Ann Gabriel | ExecutiveChronicles
Microsoft recently announced that it is in the process of acquiring LinkedIn, a social network platform for professionals for $26 billion or $196 per share. The deal is already done and LinkedIn’s CEO Jeff Weiner will report to Satya Nadella.
Jeff Weiner stated that the acquisition will now pave the way how the world works. The initial agreements stated that LinkedIn will keep its branding, and it will become a part of Microsoft’s productivity and business processes segment.
Considered as a win-win situation for both Microsoft and LinkedIn. The acquisition now gives LinkedIn bigger reach and potential developments on Microsoft’s large software ecosystem.
Microsoft was obviously interested in LinkedIn’s massive social network of 433 million business members across 200 countries as a mouthwatering prospect. This member (and related user data) land grab would also help align Microsoft products with corporate objectives and responsibilities.
Nadella says that Microsoft’s needs have significantly evolved, and the age of the old PC/Windows/Office model is ending. A company adding the biggest business community platform to its portfolio that is sold to large business groups would be a wise strategic move.
LinkedIn’s problems with user, revenue growth, and a dropping share price have just been void by the acquisition and more probably will secure a new stronger future to close the gap on it’s competitions.
There appears to be a lot of opportunities for both Microsoft and LinkedIn. Given the situation, many companies are now thinking if the merger now becomes a catalyst for other companies to do the same.
Twitter now has 310 million visitors a month, but its growth has been noticably decreasing. This decline in growth can push Twitter to a tough spot.

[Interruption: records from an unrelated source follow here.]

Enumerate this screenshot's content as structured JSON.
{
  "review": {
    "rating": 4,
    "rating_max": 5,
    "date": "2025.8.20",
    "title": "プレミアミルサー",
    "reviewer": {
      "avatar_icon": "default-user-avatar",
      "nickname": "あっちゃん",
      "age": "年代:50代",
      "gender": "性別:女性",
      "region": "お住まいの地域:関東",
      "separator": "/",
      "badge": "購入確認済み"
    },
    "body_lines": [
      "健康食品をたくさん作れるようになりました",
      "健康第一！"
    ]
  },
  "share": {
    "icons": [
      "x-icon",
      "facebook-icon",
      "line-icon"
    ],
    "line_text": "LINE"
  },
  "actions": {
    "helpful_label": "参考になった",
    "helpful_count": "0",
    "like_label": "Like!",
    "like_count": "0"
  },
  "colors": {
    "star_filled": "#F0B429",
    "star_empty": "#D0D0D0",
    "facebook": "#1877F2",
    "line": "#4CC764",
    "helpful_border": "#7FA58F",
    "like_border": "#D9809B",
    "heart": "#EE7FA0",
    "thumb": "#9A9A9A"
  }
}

As mentioned, companies who are looking for better ways might also do the same. Twitter could go for desperate measures that would unleash its potential and Google could be a potential buyer considering the struggles that they are experiencing with Google+. A deal of this magnitude might be looming soon.